ABOUT THIS TASK: Every line below needs to be printed again exactly, without any of its pictures.

AVAILABLE DATA:
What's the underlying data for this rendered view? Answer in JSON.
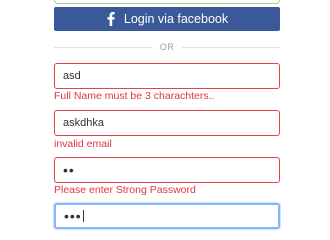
{
  "login": {
    "facebook_label": "Login via facebook",
    "divider_text": "OR"
  },
  "form": {
    "full_name": {
      "value": "asd",
      "error": "Full Name must be 3 charachters.."
    },
    "email": {
      "value": "askdhka",
      "error": "invalid email"
    },
    "password": {
      "value": "••",
      "error": "Please enter Strong Password"
    },
    "confirm_password": {
      "value": "•••"
    }
  },
  "colors": {
    "facebook": "#3b5998",
    "error": "#dc3545",
    "focus": "#86b7fe"
  }
}
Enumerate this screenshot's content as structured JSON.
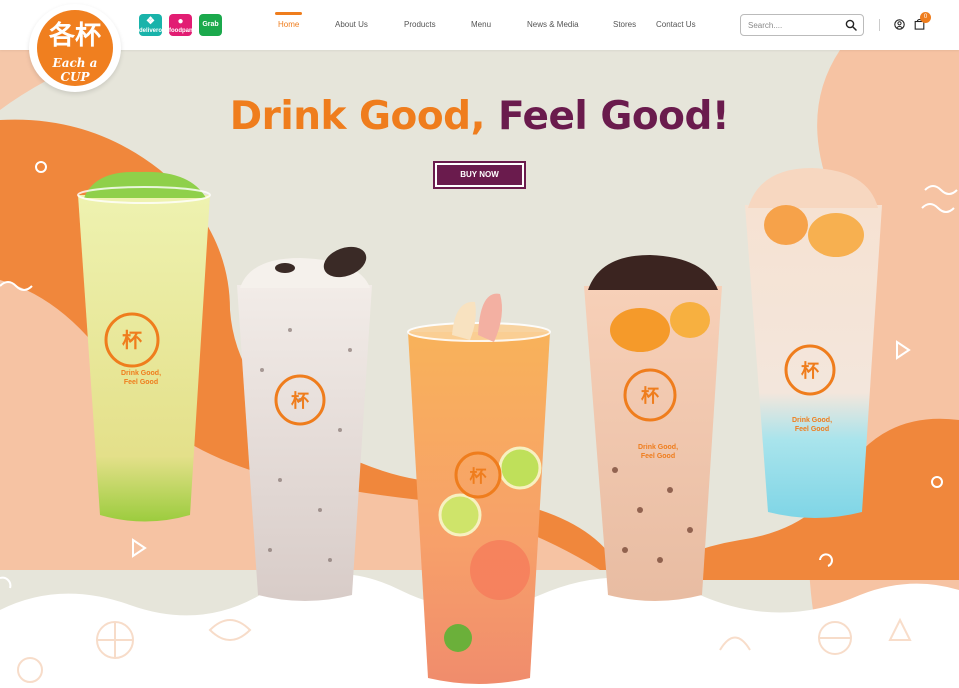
{
  "brand": {
    "logo_glyph": "各杯",
    "logo_text": "Each a CUP"
  },
  "delivery_partners": [
    {
      "name": "deliveroo",
      "icon": "deliveroo-kangaroo-icon",
      "label": "deliveroo"
    },
    {
      "name": "foodpanda",
      "icon": "foodpanda-panda-icon",
      "label": "foodpanda"
    },
    {
      "name": "grab",
      "icon": "grab-icon",
      "label": "Grab"
    }
  ],
  "nav": {
    "items": [
      {
        "label": "Home",
        "active": true
      },
      {
        "label": "About Us",
        "active": false
      },
      {
        "label": "Products",
        "active": false
      },
      {
        "label": "Menu",
        "active": false
      },
      {
        "label": "News & Media",
        "active": false
      },
      {
        "label": "Stores",
        "active": false
      },
      {
        "label": "Contact Us",
        "active": false
      }
    ]
  },
  "search": {
    "placeholder": "Search....",
    "value": "",
    "icon": "search-icon"
  },
  "user": {
    "icon": "account-icon"
  },
  "cart": {
    "icon": "shopping-bag-icon",
    "count": "0"
  },
  "hero": {
    "headline_part1": "Drink Good,",
    "headline_part2": "Feel Good!",
    "cta_label": "BUY NOW",
    "cup_slogan_line1": "Drink Good,",
    "cup_slogan_line2": "Feel Good"
  },
  "colors": {
    "brand_orange": "#ef7d1d",
    "brand_purple": "#6a1b4d",
    "peach": "#f6c3a3"
  }
}
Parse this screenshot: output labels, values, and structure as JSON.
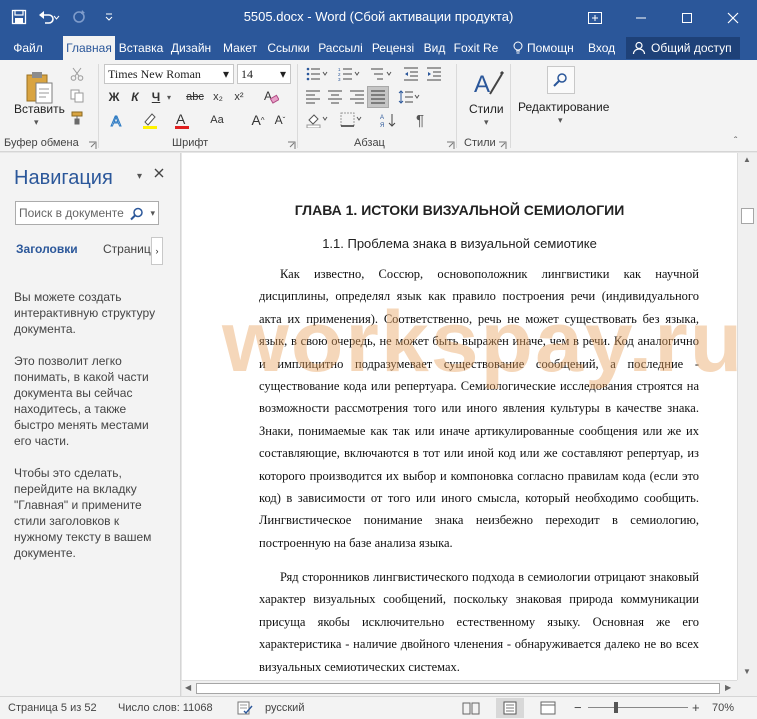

RESPONSE FOR THIS EXERCISE:
What's the underlying data for this rendered view? Answer in JSON.
{
  "login": {
    "facebook_label": "Login via facebook",
    "divider_text": "OR"
  },
  "form": {
    "full_name": {
      "value": "asd",
      "error": "Full Name must be 3 charachters.."
    },
    "email": {
      "value": "askdhka",
      "error": "invalid email"
    },
    "password": {
      "value": "••",
      "error": "Please enter Strong Password"
    },
    "confirm_password": {
      "value": "•••"
    }
  },
  "colors": {
    "facebook": "#3b5998",
    "error": "#dc3545",
    "focus": "#86b7fe"
  }
}
Enumerate this screenshot's content as structured JSON.
{
  "brand": {
    "logo_glyph": "各杯",
    "logo_text": "Each a CUP"
  },
  "delivery_partners": [
    {
      "name": "deliveroo",
      "icon": "deliveroo-kangaroo-icon",
      "label": "deliveroo"
    },
    {
      "name": "foodpanda",
      "icon": "foodpanda-panda-icon",
      "label": "foodpanda"
    },
    {
      "name": "grab",
      "icon": "grab-icon",
      "label": "Grab"
    }
  ],
  "nav": {
    "items": [
      {
        "label": "Home",
        "active": true
      },
      {
        "label": "About Us",
        "active": false
      },
      {
        "label": "Products",
        "active": false
      },
      {
        "label": "Menu",
        "active": false
      },
      {
        "label": "News & Media",
        "active": false
      },
      {
        "label": "Stores",
        "active": false
      },
      {
        "label": "Contact Us",
        "active": false
      }
    ]
  },
  "search": {
    "placeholder": "Search....",
    "value": "",
    "icon": "search-icon"
  },
  "user": {
    "icon": "account-icon"
  },
  "cart": {
    "icon": "shopping-bag-icon",
    "count": "0"
  },
  "hero": {
    "headline_part1": "Drink Good,",
    "headline_part2": "Feel Good!",
    "cta_label": "BUY NOW",
    "cup_slogan_line1": "Drink Good,",
    "cup_slogan_line2": "Feel Good"
  },
  "colors": {
    "brand_orange": "#ef7d1d",
    "brand_purple": "#6a1b4d",
    "peach": "#f6c3a3"
  }
}
Parse this screenshot: output labels, values, and structure as JSON.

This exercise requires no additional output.